PROBLEM REQUIREMENTS. If a line includes the word "明细账单", it belongs in the count; state the total for the data below and add nothing.

Web page and app entries:

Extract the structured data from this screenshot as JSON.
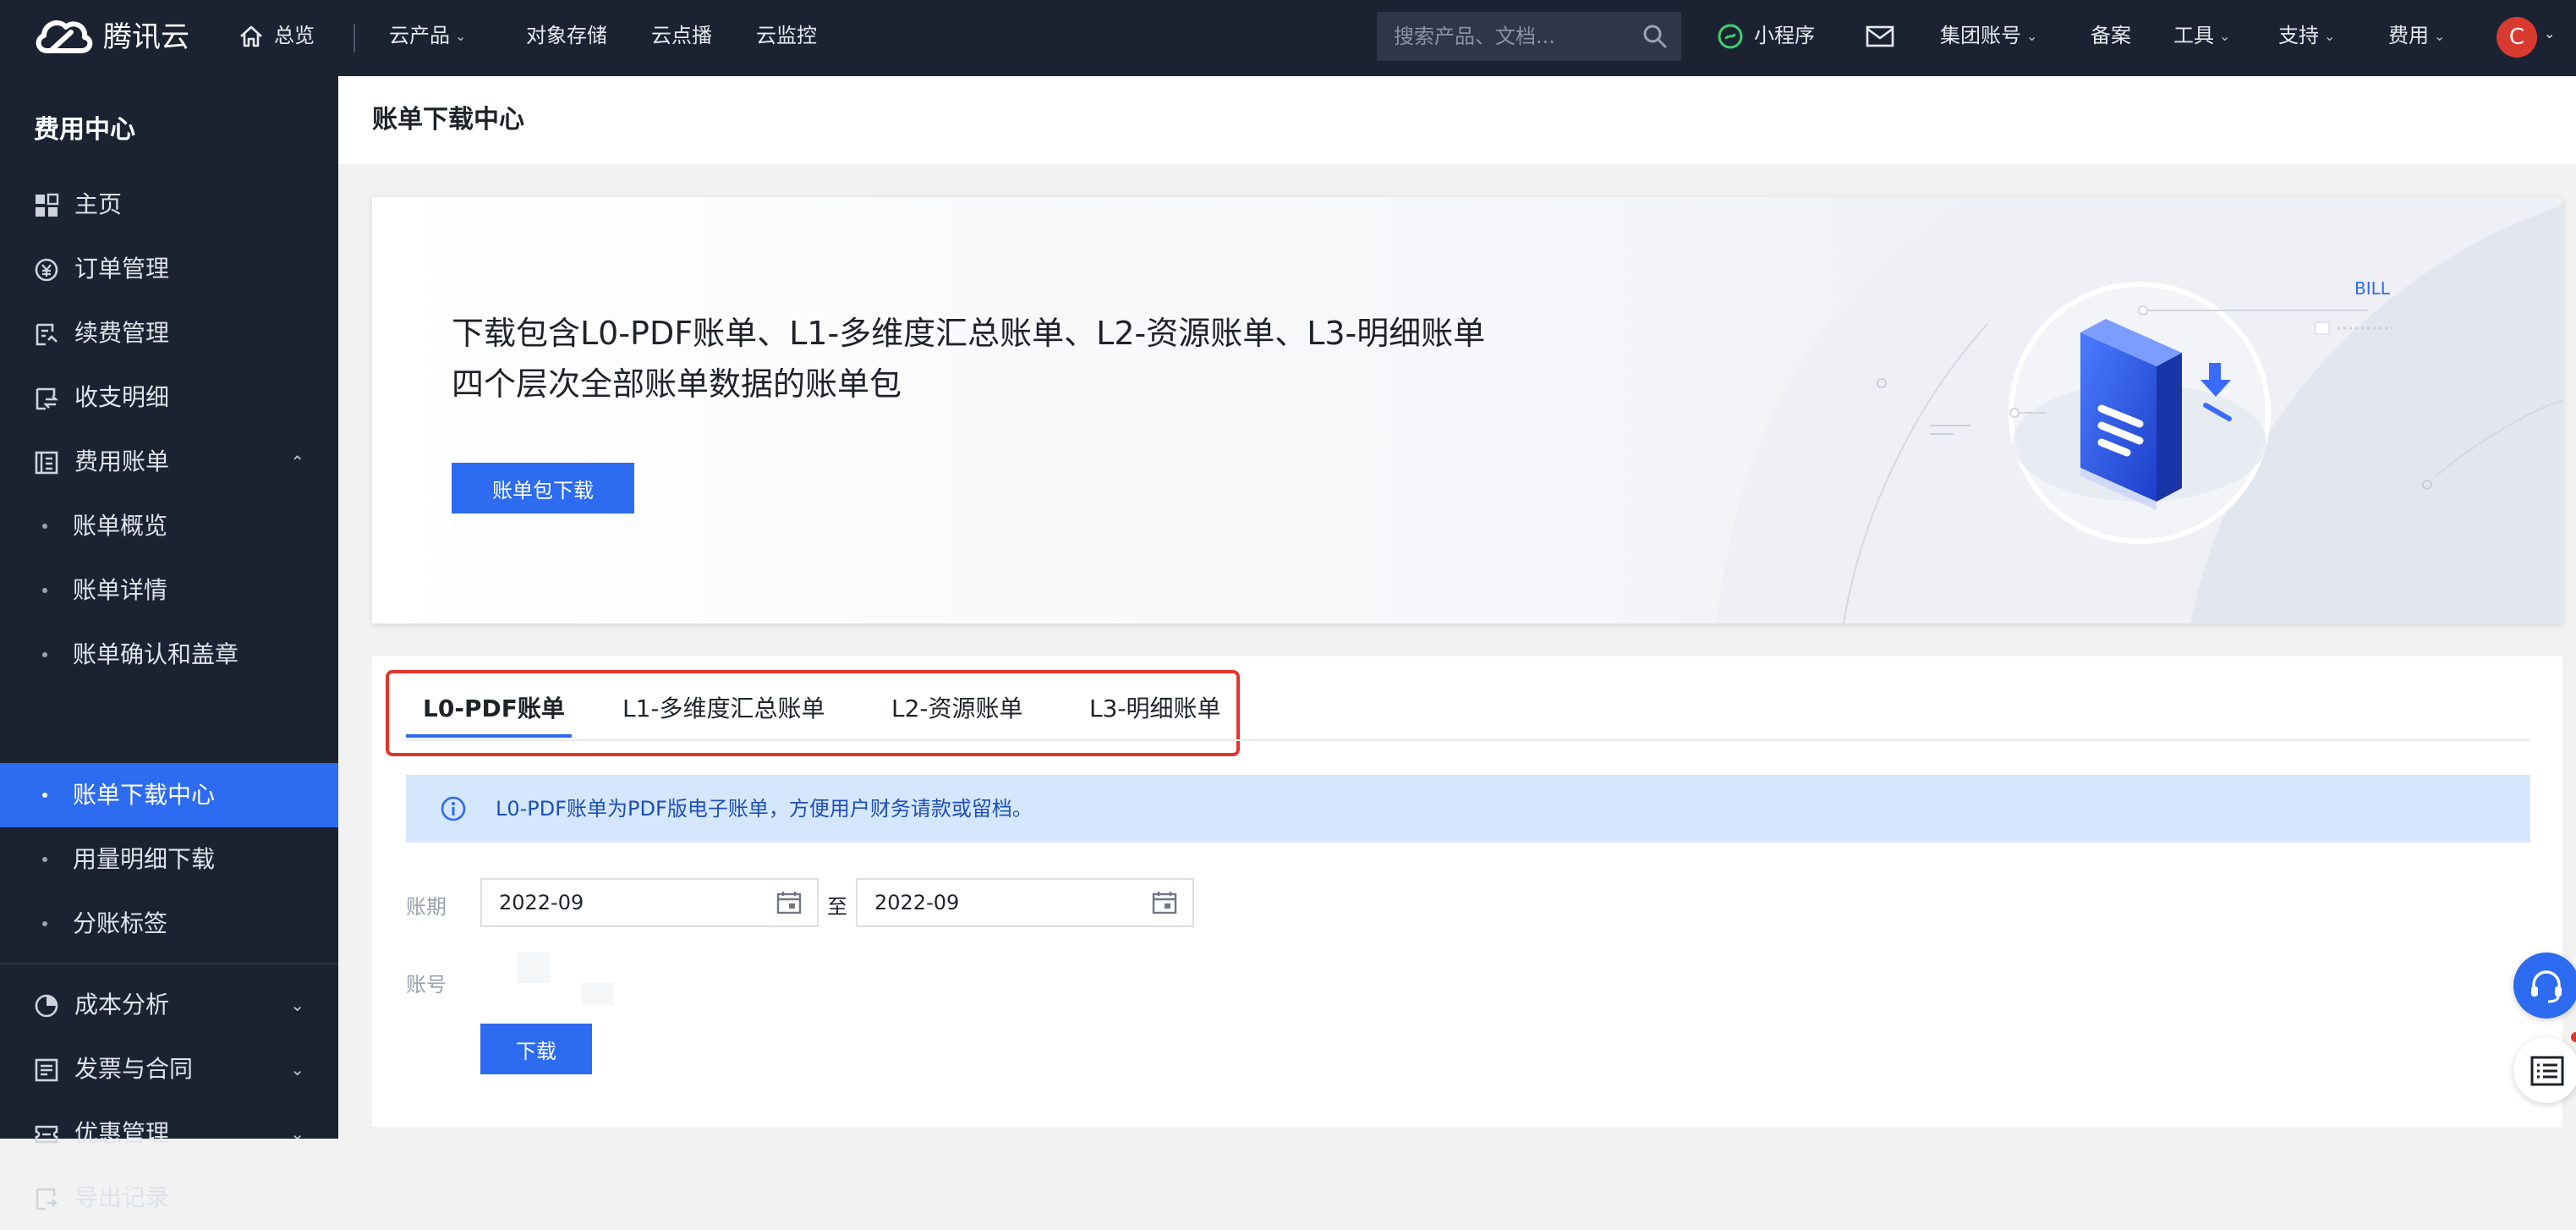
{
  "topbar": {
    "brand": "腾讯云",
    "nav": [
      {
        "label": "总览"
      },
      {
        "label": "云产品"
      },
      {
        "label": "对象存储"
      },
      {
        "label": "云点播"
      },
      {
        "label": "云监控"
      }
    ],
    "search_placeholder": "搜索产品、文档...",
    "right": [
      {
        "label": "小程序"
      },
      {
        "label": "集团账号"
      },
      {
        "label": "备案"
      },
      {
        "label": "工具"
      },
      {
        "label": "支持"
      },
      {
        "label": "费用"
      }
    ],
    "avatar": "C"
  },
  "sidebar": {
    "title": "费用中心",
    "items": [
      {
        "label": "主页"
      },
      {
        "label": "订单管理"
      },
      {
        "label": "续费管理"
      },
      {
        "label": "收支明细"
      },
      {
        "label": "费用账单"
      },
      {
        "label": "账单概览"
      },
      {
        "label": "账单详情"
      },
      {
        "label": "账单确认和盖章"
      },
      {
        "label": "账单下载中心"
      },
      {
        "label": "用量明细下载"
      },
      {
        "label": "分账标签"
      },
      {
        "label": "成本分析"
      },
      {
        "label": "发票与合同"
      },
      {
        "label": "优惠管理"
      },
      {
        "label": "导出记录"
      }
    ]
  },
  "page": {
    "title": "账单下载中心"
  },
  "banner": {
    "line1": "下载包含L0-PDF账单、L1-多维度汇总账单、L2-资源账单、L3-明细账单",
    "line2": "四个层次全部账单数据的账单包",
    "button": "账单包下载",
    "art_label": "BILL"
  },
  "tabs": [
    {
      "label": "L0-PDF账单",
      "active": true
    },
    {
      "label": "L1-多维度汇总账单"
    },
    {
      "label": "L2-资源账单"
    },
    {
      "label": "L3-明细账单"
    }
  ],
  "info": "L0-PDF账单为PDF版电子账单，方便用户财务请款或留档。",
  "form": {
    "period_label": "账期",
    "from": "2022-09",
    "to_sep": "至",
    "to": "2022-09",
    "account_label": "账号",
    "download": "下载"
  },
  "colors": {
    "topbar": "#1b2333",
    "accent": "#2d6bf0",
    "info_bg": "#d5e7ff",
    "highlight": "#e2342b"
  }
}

ANSWER FOR THIS EXERCISE. 2